[Information Boundary: Start]

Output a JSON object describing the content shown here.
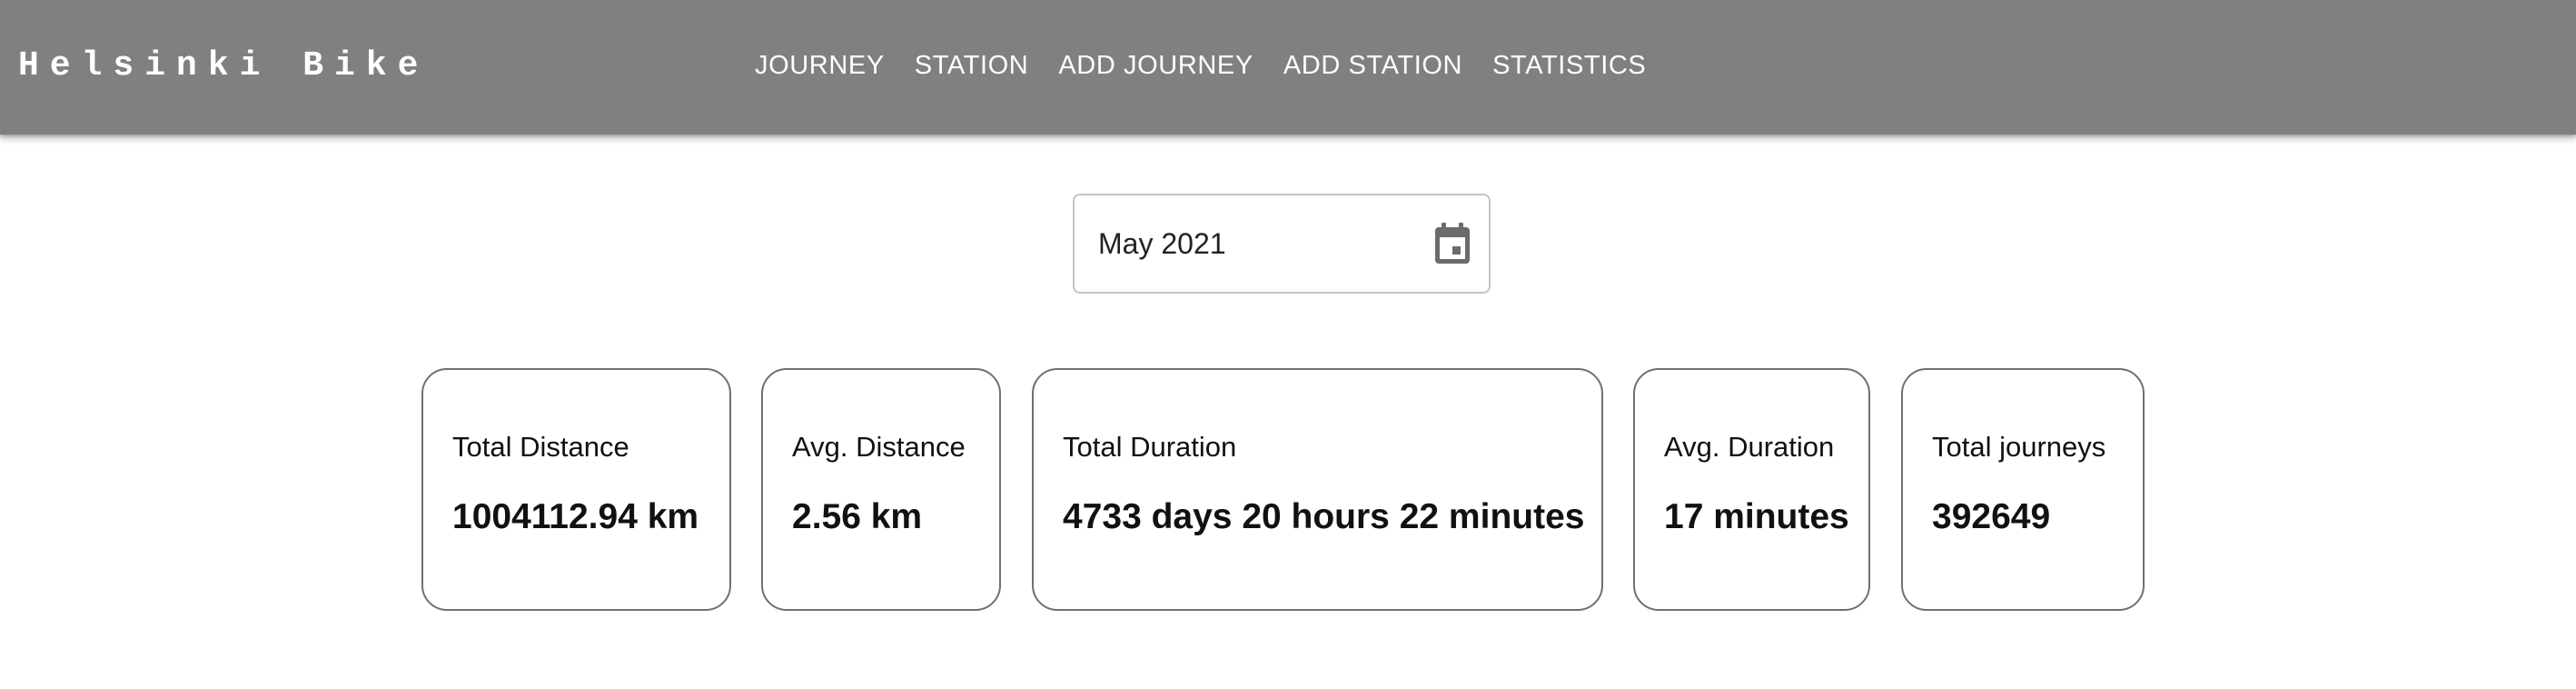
{
  "header": {
    "brand": "Helsinki Bike",
    "nav": [
      {
        "label": "JOURNEY"
      },
      {
        "label": "STATION"
      },
      {
        "label": "ADD JOURNEY"
      },
      {
        "label": "ADD STATION"
      },
      {
        "label": "STATISTICS"
      }
    ],
    "background_color": "#808080"
  },
  "date_picker": {
    "value": "May 2021",
    "icon": "calendar-icon"
  },
  "stats": [
    {
      "label": "Total Distance",
      "value": "1004112.94 km"
    },
    {
      "label": "Avg. Distance",
      "value": "2.56 km"
    },
    {
      "label": "Total Duration",
      "value": "4733 days 20 hours 22 minutes"
    },
    {
      "label": "Avg. Duration",
      "value": "17 minutes"
    },
    {
      "label": "Total journeys",
      "value": "392649"
    }
  ]
}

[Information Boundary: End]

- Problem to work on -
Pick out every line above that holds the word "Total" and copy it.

- Response below -
      "label": "Total Distance",
      "label": "Total Duration",
      "label": "Total journeys",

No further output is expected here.